A recent lawsuit filed by a former CEO against his erstwhile employer shows some of the potential pitfalls in terminating an executive.
In this case, James Whitney, former the CEO of Tallgrass Beef Company, has sued Tallgrass, alleging that it failed to pay him wages owed to him under the Illinois Wage Payment and Collections Act (IWPCA). Whitney has alleged in his complaint that after he left the company in 2011, having been employed as the CEO and CFO of Tallgrass for a period of two years, Tallgrass failed to pay him the last of his wages, failed to pay him for unused vacation time and failed to reimburse him for expenses that he had incurred during his tenure as CEO and CFO.

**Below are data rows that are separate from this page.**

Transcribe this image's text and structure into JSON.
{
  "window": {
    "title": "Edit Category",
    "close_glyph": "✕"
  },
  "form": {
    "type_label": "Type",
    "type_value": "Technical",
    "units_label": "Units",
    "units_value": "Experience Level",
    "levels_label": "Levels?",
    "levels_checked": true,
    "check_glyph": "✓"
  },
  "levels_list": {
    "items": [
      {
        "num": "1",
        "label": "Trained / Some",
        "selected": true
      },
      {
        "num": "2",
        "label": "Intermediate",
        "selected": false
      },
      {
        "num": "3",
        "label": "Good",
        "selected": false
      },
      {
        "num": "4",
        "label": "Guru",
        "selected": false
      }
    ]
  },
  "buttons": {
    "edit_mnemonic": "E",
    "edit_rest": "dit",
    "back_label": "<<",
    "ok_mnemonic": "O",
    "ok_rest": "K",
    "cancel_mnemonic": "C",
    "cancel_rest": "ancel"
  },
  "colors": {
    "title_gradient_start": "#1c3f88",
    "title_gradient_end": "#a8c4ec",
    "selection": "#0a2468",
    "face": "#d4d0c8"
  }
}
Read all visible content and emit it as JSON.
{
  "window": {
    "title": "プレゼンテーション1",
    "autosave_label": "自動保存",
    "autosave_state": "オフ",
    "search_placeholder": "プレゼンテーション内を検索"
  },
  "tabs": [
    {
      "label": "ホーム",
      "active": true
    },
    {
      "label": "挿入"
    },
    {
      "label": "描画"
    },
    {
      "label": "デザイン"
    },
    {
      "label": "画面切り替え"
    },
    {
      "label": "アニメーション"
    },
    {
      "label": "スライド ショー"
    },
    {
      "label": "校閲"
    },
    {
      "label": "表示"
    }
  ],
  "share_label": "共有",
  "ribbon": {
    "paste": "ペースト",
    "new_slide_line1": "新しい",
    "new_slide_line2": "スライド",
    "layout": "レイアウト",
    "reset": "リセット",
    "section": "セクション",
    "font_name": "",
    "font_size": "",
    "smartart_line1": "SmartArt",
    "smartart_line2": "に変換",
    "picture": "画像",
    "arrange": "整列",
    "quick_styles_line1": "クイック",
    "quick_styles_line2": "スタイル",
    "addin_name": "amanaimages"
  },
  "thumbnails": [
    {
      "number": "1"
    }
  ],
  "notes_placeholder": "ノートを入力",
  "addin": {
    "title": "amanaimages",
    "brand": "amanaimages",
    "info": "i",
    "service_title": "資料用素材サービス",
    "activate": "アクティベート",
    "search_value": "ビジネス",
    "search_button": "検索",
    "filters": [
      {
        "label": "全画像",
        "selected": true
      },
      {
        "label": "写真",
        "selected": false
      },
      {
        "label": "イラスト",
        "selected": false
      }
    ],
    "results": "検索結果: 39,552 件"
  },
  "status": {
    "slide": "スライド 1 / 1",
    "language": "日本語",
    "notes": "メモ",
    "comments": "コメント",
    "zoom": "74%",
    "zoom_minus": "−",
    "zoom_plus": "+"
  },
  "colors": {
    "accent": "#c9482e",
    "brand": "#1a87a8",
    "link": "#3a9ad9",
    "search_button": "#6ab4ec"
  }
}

Whitney also named Bill Kurtis, the owner of Tallgrass Beef Company, in the suit, claiming that he is personally liable for the unpaid wages. This claim, which would seem to be an attempt to perform an end-run around the corporate form, alleges that, under the IWCPA, any officer of a corporation, or agent of an employer who “knowingly permits” the violation of the IWCPA is considered an employer of the employee for purposes of liability. Whether this chain of reasoning will hold up in court is difficult to say, but the fact that Whitney would need to show that Kurtis had “knowingly” permitted the wage to remain unpaid is a fairly heavy burden, and, depending on what new information comes to light through the discovery process, may prove to be an unsustainable charge when all is said and done.
Finally, the Bloom Agency, a marketing firm, is also a co-plaintiff in this action, claiming breach of contract with their firm through non-payment, which would not be first such claim against Tallgrass, which recently settled with a number of its suppliers who had similarly accused the company of non-payment.
While the complaint has only recently been filed, it will be interesting to see how this case progresses and whether Whitey will be able to make a case against Tallgrass and its owner. The Patterson Law Firm handles a wide variety of business lawsuits, and is particularly experienced in business contracts, including breach of contract.
To learn more about our firm visit pattersonlawfirm.com or call (312) 223-1699.